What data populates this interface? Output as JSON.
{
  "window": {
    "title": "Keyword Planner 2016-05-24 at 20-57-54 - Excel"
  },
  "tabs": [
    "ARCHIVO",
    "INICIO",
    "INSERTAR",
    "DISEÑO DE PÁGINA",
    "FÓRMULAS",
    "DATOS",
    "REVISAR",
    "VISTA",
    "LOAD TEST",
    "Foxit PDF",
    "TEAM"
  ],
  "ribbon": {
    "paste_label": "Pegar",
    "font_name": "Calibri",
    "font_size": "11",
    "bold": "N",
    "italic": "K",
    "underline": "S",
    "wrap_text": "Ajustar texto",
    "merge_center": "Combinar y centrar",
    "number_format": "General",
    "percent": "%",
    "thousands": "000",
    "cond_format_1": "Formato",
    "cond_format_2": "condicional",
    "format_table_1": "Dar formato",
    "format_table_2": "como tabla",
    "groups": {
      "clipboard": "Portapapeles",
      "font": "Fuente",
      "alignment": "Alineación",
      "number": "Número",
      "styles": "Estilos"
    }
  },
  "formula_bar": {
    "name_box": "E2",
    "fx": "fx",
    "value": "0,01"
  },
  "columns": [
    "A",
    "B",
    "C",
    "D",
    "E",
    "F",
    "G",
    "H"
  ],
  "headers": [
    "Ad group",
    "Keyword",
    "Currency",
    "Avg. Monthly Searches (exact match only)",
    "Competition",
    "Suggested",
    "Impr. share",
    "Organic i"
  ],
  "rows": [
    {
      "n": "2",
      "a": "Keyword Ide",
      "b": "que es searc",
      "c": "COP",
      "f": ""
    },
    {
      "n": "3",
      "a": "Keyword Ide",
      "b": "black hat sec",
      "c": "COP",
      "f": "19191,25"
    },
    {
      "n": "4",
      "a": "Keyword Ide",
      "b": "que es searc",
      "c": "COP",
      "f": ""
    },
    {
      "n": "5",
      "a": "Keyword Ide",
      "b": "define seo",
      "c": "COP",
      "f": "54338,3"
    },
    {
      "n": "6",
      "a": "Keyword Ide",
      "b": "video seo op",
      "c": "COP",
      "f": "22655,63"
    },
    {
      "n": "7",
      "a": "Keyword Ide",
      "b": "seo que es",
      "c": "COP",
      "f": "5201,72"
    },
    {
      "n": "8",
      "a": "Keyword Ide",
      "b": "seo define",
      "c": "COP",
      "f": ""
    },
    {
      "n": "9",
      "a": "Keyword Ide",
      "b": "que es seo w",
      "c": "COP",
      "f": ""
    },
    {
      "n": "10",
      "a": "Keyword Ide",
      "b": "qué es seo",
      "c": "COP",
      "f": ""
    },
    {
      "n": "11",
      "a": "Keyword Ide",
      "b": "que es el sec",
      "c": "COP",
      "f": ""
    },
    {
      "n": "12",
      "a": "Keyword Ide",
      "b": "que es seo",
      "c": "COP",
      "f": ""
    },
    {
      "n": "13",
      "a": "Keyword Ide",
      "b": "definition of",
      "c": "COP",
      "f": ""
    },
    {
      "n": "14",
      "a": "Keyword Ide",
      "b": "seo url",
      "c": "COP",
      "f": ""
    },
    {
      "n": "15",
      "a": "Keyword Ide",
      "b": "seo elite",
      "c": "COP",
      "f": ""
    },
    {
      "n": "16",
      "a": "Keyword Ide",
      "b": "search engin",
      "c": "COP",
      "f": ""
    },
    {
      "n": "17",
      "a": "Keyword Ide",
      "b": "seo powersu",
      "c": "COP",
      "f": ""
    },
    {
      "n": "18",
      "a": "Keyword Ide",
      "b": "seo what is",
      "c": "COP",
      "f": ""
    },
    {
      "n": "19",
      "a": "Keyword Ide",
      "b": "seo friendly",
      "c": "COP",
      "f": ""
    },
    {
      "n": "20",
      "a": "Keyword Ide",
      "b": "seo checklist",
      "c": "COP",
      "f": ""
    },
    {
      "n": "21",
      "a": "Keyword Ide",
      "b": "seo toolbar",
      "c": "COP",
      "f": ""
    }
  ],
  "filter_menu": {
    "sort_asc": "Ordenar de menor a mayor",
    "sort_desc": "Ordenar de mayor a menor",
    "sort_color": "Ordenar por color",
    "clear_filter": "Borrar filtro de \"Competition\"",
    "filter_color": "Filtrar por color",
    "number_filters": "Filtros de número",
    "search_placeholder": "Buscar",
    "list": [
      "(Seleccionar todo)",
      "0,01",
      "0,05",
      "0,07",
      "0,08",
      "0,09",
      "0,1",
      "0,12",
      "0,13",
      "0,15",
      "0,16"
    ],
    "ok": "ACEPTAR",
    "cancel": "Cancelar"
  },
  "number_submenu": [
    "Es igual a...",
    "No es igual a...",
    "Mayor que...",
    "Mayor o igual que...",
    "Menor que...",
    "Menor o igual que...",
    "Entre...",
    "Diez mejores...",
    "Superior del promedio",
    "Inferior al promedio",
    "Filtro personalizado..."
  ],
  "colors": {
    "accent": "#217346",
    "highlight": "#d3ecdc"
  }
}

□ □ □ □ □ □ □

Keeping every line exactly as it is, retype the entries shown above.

Answer to the problem:
What data populates this interface? Output as JSON.
{
  "window": {
    "title": "Keyword Planner 2016-05-24 at 20-57-54 - Excel"
  },
  "tabs": [
    "ARCHIVO",
    "INICIO",
    "INSERTAR",
    "DISEÑO DE PÁGINA",
    "FÓRMULAS",
    "DATOS",
    "REVISAR",
    "VISTA",
    "LOAD TEST",
    "Foxit PDF",
    "TEAM"
  ],
  "ribbon": {
    "paste_label": "Pegar",
    "font_name": "Calibri",
    "font_size": "11",
    "bold": "N",
    "italic": "K",
    "underline": "S",
    "wrap_text": "Ajustar texto",
    "merge_center": "Combinar y centrar",
    "number_format": "General",
    "percent": "%",
    "thousands": "000",
    "cond_format_1": "Formato",
    "cond_format_2": "condicional",
    "format_table_1": "Dar formato",
    "format_table_2": "como tabla",
    "groups": {
      "clipboard": "Portapapeles",
      "font": "Fuente",
      "alignment": "Alineación",
      "number": "Número",
      "styles": "Estilos"
    }
  },
  "formula_bar": {
    "name_box": "E2",
    "fx": "fx",
    "value": "0,01"
  },
  "columns": [
    "A",
    "B",
    "C",
    "D",
    "E",
    "F",
    "G",
    "H"
  ],
  "headers": [
    "Ad group",
    "Keyword",
    "Currency",
    "Avg. Monthly Searches (exact match only)",
    "Competition",
    "Suggested",
    "Impr. share",
    "Organic i"
  ],
  "rows": [
    {
      "n": "2",
      "a": "Keyword Ide",
      "b": "que es searc",
      "c": "COP",
      "f": ""
    },
    {
      "n": "3",
      "a": "Keyword Ide",
      "b": "black hat sec",
      "c": "COP",
      "f": "19191,25"
    },
    {
      "n": "4",
      "a": "Keyword Ide",
      "b": "que es searc",
      "c": "COP",
      "f": ""
    },
    {
      "n": "5",
      "a": "Keyword Ide",
      "b": "define seo",
      "c": "COP",
      "f": "54338,3"
    },
    {
      "n": "6",
      "a": "Keyword Ide",
      "b": "video seo op",
      "c": "COP",
      "f": "22655,63"
    },
    {
      "n": "7",
      "a": "Keyword Ide",
      "b": "seo que es",
      "c": "COP",
      "f": "5201,72"
    },
    {
      "n": "8",
      "a": "Keyword Ide",
      "b": "seo define",
      "c": "COP",
      "f": ""
    },
    {
      "n": "9",
      "a": "Keyword Ide",
      "b": "que es seo w",
      "c": "COP",
      "f": ""
    },
    {
      "n": "10",
      "a": "Keyword Ide",
      "b": "qué es seo",
      "c": "COP",
      "f": ""
    },
    {
      "n": "11",
      "a": "Keyword Ide",
      "b": "que es el sec",
      "c": "COP",
      "f": ""
    },
    {
      "n": "12",
      "a": "Keyword Ide",
      "b": "que es seo",
      "c": "COP",
      "f": ""
    },
    {
      "n": "13",
      "a": "Keyword Ide",
      "b": "definition of",
      "c": "COP",
      "f": ""
    },
    {
      "n": "14",
      "a": "Keyword Ide",
      "b": "seo url",
      "c": "COP",
      "f": ""
    },
    {
      "n": "15",
      "a": "Keyword Ide",
      "b": "seo elite",
      "c": "COP",
      "f": ""
    },
    {
      "n": "16",
      "a": "Keyword Ide",
      "b": "search engin",
      "c": "COP",
      "f": ""
    },
    {
      "n": "17",
      "a": "Keyword Ide",
      "b": "seo powersu",
      "c": "COP",
      "f": ""
    },
    {
      "n": "18",
      "a": "Keyword Ide",
      "b": "seo what is",
      "c": "COP",
      "f": ""
    },
    {
      "n": "19",
      "a": "Keyword Ide",
      "b": "seo friendly",
      "c": "COP",
      "f": ""
    },
    {
      "n": "20",
      "a": "Keyword Ide",
      "b": "seo checklist",
      "c": "COP",
      "f": ""
    },
    {
      "n": "21",
      "a": "Keyword Ide",
      "b": "seo toolbar",
      "c": "COP",
      "f": ""
    }
  ],
  "filter_menu": {
    "sort_asc": "Ordenar de menor a mayor",
    "sort_desc": "Ordenar de mayor a menor",
    "sort_color": "Ordenar por color",
    "clear_filter": "Borrar filtro de \"Competition\"",
    "filter_color": "Filtrar por color",
    "number_filters": "Filtros de número",
    "search_placeholder": "Buscar",
    "list": [
      "(Seleccionar todo)",
      "0,01",
      "0,05",
      "0,07",
      "0,08",
      "0,09",
      "0,1",
      "0,12",
      "0,13",
      "0,15",
      "0,16"
    ],
    "ok": "ACEPTAR",
    "cancel": "Cancelar"
  },
  "number_submenu": [
    "Es igual a...",
    "No es igual a...",
    "Mayor que...",
    "Mayor o igual que...",
    "Menor que...",
    "Menor o igual que...",
    "Entre...",
    "Diez mejores...",
    "Superior del promedio",
    "Inferior al promedio",
    "Filtro personalizado..."
  ],
  "colors": {
    "accent": "#217346",
    "highlight": "#d3ecdc"
  }
}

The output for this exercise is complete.